Lecture

20. Morris Young, "What Is Asian American? What is Asian American Literature?" (lecture, Survey of Asian American Literature, University of Wisconsin-Madison, January 22, 2013).

[an unpublished class lecture is cited in a note, but rarely in the Bibliography or Works Cited]

Conference presentation

21. Mary Louise Roberts, "The Public Practice of History in and for a Digital Age" (paper presented at the Annual Meeting of the American Historical Association, New Orleans, January 3, 2013).

[an unpublished conference presentation is cited in a note, but rarely in the Bibliography or Works Cited]

Government document

22. Congressional Record, 71st Cong., 2nd sess., 1930, 72, pt. 10:10828:30.

Online source

Online source that is identical to a print source

23. Lee Palmer Wandel, "Setting the Lutheran Eucharist," Journal of Early Modern History 17 (1998): 133-34, doi: 10.1163/157006598X00135.

[The Chicago Manual recommends including a DOI (digital object identifier) or a URL to indicate that you consulted this source online.

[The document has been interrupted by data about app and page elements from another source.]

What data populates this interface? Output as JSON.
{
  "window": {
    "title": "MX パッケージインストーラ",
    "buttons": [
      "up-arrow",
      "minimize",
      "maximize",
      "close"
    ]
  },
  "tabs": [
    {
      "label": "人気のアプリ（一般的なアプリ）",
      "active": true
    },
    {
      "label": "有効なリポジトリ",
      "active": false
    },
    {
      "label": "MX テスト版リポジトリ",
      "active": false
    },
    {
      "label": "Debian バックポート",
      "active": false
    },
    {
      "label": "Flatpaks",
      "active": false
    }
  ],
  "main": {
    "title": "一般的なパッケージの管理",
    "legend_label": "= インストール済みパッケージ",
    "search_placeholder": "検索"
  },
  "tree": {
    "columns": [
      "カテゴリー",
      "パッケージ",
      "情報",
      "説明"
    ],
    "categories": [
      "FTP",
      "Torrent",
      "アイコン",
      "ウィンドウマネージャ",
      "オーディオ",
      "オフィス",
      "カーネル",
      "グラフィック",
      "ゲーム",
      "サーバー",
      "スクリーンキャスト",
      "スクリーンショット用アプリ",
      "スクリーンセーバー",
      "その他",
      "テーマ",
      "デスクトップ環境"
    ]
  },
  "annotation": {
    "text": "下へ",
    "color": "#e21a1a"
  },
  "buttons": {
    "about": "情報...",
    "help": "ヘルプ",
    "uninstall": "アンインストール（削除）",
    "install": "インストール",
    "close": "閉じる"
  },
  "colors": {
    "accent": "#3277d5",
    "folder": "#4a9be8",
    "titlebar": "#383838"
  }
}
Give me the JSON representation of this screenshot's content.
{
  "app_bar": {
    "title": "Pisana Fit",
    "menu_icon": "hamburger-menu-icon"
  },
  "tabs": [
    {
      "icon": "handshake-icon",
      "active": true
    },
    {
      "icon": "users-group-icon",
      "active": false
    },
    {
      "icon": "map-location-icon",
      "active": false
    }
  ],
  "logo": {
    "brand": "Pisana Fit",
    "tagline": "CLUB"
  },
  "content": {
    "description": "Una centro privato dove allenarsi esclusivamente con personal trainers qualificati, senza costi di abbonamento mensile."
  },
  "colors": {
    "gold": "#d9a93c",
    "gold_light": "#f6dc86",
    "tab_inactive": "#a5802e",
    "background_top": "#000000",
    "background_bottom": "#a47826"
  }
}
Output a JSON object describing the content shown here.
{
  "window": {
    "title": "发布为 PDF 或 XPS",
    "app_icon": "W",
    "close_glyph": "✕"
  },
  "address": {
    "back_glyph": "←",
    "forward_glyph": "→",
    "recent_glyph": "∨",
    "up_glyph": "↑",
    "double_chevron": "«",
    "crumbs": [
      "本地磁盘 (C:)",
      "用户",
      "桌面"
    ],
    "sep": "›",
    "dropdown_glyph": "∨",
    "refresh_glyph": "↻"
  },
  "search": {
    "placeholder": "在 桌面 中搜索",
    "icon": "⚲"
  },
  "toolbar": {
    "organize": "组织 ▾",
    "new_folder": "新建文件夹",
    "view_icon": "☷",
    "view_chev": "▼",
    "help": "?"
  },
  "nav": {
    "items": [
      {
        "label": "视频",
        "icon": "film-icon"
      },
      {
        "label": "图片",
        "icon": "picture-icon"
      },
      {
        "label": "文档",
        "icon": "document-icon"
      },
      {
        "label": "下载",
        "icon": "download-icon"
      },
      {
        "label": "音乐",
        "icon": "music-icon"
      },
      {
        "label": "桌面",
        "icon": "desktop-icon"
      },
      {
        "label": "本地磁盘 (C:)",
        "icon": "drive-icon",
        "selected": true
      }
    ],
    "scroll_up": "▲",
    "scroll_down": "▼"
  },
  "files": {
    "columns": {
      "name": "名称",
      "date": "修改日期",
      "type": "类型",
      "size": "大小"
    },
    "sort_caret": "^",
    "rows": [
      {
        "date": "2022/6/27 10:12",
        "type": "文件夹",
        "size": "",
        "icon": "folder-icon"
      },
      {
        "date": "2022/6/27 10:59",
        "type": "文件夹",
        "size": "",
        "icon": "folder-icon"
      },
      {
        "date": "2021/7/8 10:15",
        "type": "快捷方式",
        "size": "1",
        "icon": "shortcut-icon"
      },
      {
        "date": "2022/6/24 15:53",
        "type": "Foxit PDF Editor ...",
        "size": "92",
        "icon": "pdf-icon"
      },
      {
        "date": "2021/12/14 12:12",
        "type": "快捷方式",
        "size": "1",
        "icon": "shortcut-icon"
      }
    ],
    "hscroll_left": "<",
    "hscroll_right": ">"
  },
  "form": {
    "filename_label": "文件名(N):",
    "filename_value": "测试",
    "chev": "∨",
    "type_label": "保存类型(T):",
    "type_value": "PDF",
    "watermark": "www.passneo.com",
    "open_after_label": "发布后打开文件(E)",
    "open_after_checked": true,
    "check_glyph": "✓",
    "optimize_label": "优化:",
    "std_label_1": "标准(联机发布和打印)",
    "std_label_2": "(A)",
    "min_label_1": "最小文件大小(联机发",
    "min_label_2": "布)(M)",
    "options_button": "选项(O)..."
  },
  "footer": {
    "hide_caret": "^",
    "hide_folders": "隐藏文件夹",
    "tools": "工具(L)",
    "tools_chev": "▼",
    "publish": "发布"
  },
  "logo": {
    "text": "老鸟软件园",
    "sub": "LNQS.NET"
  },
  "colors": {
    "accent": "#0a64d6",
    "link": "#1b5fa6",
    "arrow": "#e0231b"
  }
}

If there's a DOI, you should use that rather than a URL. If there is no DOI, use the URL, including "http://." There's no need to include an access date if the online source includes a publication or revision date.]

Online newspaper

24. Kirk Johnson, "Health Care Is Spread Thin on Alaskan Frontier," New York Times, May 28, 2013, http://www.nytimes.com/2013/05/29/us/health-care-in-vast-alaska-frontier-is-spread-thin.html?hpw&_r=0.

Website

25. "Human Rights," The United Nations, accessed May 29, 2013, http://www.un.org/en /globalissues/humanrights/, paragraph 3.

[If a website has a publication or revision date, use that instead of an accessed date. If a longer online source does NOT contain page numbers, the Chicago Manual recommends that you include a paragraph number or chapter number or section heading in your note, to help readers find the passage you're citing.]